Density - The closeness of the yarns in a carpet. Denser pile translates into better quality.

Fiber - The basic material in a carpet, fiber is either manmade (nylon, polyester, polypropylene/Olefin, acrylics) or natural (wool, sisal). There are five fiber types:

Nylon - The most common fiber, nylon is durable and resilient. When treated, it offers good stain resistance and camouflages dirt. It is prone to static, however.

Polyester - This hypoallergenic fiber is resists fading, withstands stains, and offers a variety of textures and colors. Some fibers are recycled from plastic bottles. However, it is susceptible to crushing.

Poypropylene/Olefin - This carpet stands up to sunlight, bleach, and stains, but it is less resilient, which can cause crushing. Color selection tends to be limited.

Wool - Along with lending a luxurious look and feel, wool purifies indoor air, inhibits dust mite and bacteria growth, and possesses inherent hypoallergenic properties.

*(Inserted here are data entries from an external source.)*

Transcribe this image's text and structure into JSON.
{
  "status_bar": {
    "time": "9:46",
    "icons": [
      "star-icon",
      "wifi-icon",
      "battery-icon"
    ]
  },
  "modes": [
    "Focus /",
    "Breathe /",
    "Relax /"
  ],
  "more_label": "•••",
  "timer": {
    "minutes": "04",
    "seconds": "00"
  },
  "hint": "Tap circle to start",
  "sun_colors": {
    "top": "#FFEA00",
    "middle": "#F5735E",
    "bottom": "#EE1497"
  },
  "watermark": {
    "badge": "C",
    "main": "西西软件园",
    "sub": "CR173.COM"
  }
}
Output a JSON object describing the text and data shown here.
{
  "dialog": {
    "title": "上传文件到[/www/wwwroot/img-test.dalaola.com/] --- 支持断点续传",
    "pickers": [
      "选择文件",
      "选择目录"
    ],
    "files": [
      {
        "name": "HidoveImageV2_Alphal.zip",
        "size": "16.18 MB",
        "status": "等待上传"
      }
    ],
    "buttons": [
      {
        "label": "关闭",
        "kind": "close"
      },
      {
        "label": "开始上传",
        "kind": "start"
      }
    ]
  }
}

It is the most expensive type of carpet.

Acrylics - Known as man-made wool, acrylic fiber offers the look and feel of wool at a lower cost. It resists static, moisture, mildew crushing, and stains. However, it is not durable enough to withstand heavy traffic.

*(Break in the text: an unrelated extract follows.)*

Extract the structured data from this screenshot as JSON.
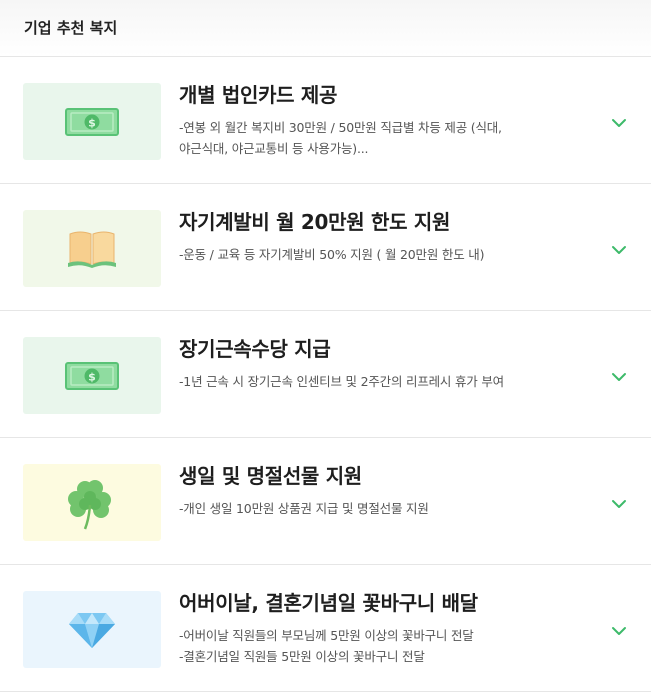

Pad - Also called "cushion" or "underlay," carpet pad is the thin foam, fiber, or rubber layer beneath carpets. It prolongs the life of a carpet, serves as an insulator, and adds comfort.

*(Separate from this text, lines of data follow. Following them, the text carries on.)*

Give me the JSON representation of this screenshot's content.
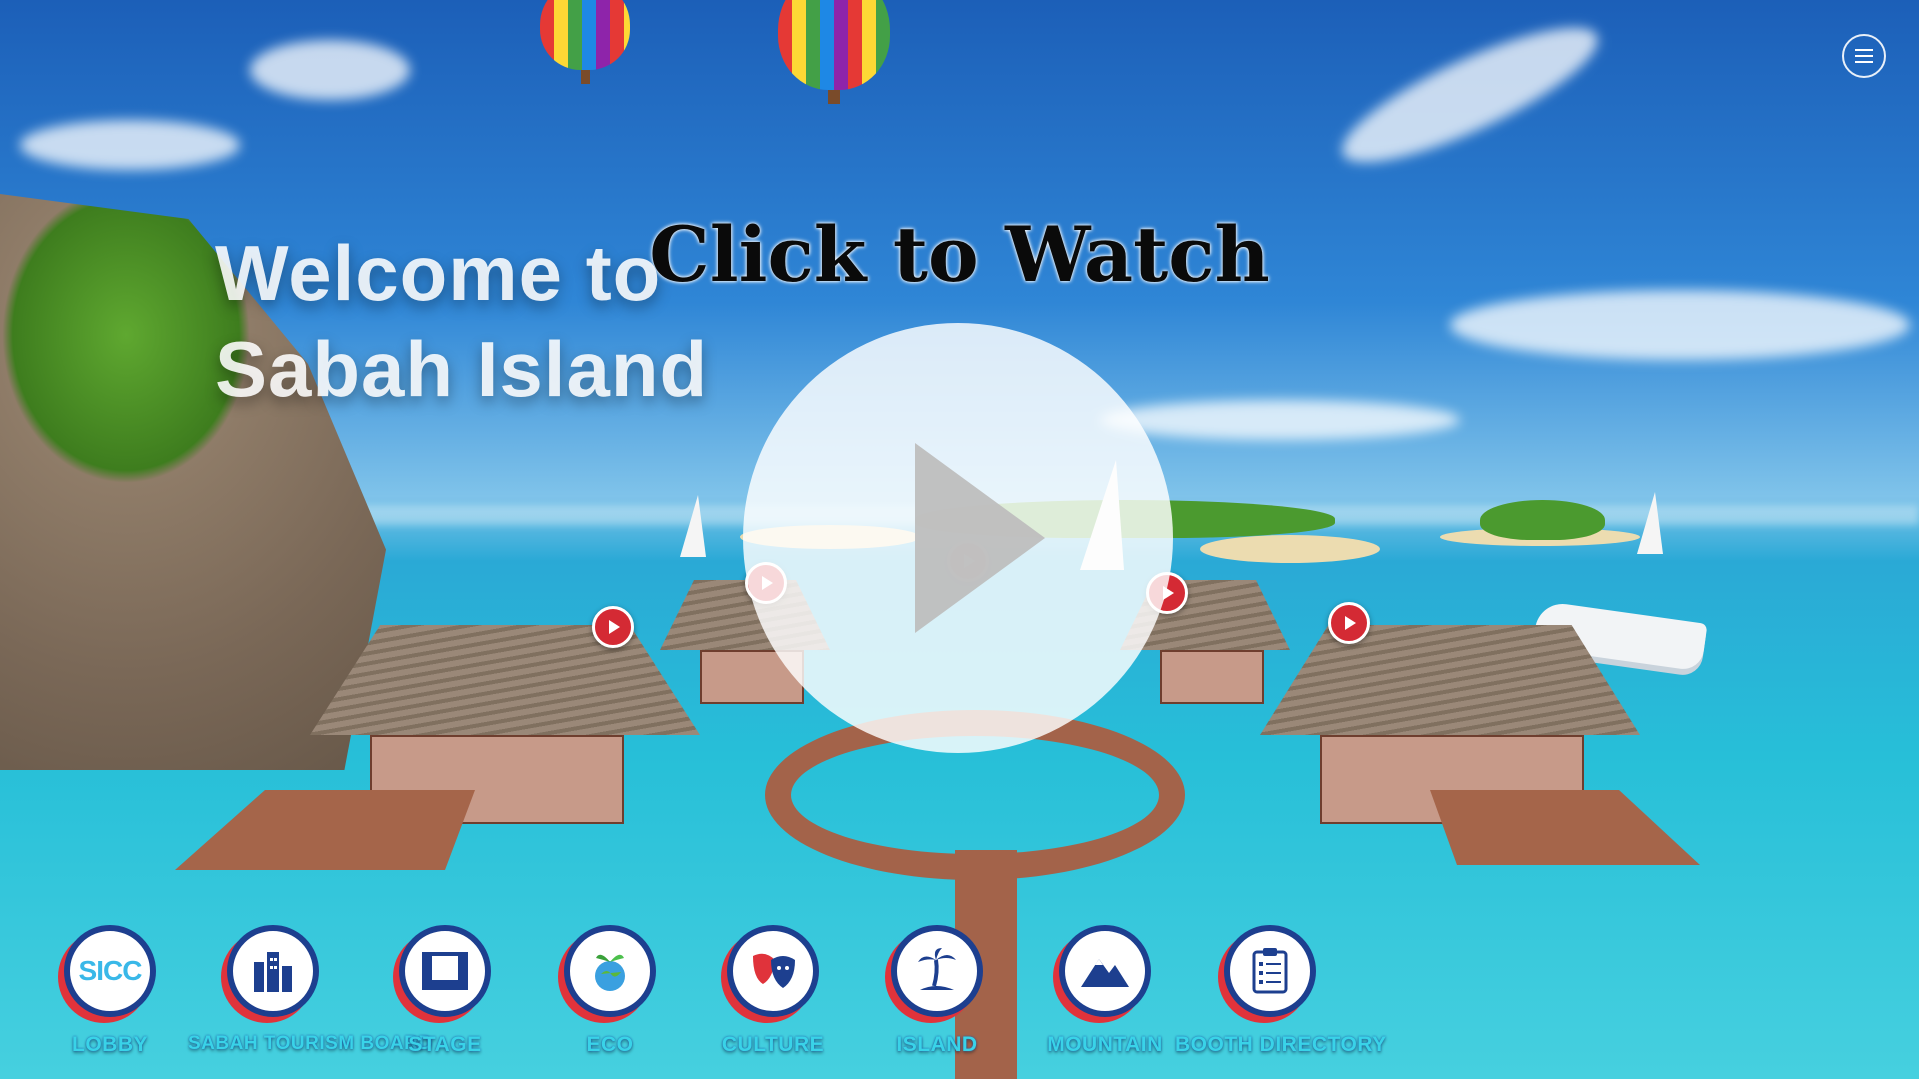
{
  "scene": {
    "welcome_line1": "Welcome to",
    "welcome_line2": "Sabah Island"
  },
  "overlay": {
    "watch_title": "Click to Watch",
    "play_icon": "play-icon",
    "menu_icon": "hamburger-menu-icon"
  },
  "nav": [
    {
      "label": "LOBBY",
      "icon": "sicc-logo-icon",
      "icon_text": "SICC"
    },
    {
      "label": "SABAH TOURISM BOARD",
      "icon": "city-buildings-icon"
    },
    {
      "label": "STAGE",
      "icon": "stage-icon"
    },
    {
      "label": "ECO",
      "icon": "globe-plant-icon"
    },
    {
      "label": "CULTURE",
      "icon": "theatre-masks-icon"
    },
    {
      "label": "ISLAND",
      "icon": "palm-island-icon"
    },
    {
      "label": "MOUNTAIN",
      "icon": "mountain-icon"
    },
    {
      "label": "BOOTH DIRECTORY",
      "icon": "clipboard-icon"
    }
  ],
  "colors": {
    "nav_ring": "#1d3f8f",
    "nav_accent": "#e0333b",
    "nav_label": "#39d3e8",
    "video_pin": "#d42a34"
  }
}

Pile - The visible surface of a carpet, pile consists of fiber tufts in loops that are either cut or uncut. Also called "nap." There are four general types:

Cut and Loop Pile -  This style combines lower loops and higher cut piles on one surface, producing pattern, textures, and sculpting.

Level Loop Pile - Short, even, densely packed loops create a durable, easy to clean surface. Berber, one type of level loop pile, typically contains flecks of dark color on a light background.

Multilevel Loop Pile -Two or three varying levels of loops produce patterns both geometric and abstract.

Cut Pile - Featuring loops cut to the same height, this common construction encompasses five styles:

Saxony features tightly twisted cut piles standing straight up.

Plush has closely packed tufts all the same length (longer than Saxony) for a smooth, luxurious surface. Also called "velvet."

Textured carpet mixes twisted and straight piles for a nubby look.

Frieze is highly twisted with fibers curling in different directions for a highly textured look.

Shag is a deep pile carpet with long strands that are slightly twisted and set farther apart for a shaggy appearance.

Considerations

Before choosing a carpet, consider these factors.

How To Clean - Carpet requires regular vacuuming and occasional deep cleaning. Choose a stain- and soil-resistant style to simplify cleanup.

Best for: Bedrooms, living and family rooms, playrooms, and dining rooms.

Pet Friendly? Moderate. Carpet is most prone to damage from messes and traffic, so choose a style that is durable and stain treated, won't snag claws, and disguises pet hair. One benefit: Carpet can actually trap allergens to prevent them from circulating in the air.

Underlayment - Proper underlayment is vital to extend carpet longevity, add cushioning, keep your home quieter, and keep carpet cleaner. Three basic types exist: foam, rubber, and fiber. Check with your manufacturer to determine which is best for your carpet.

Kim Hildenbrand

http://www.hgtv.com/remodel/interior-remodel/carpet-101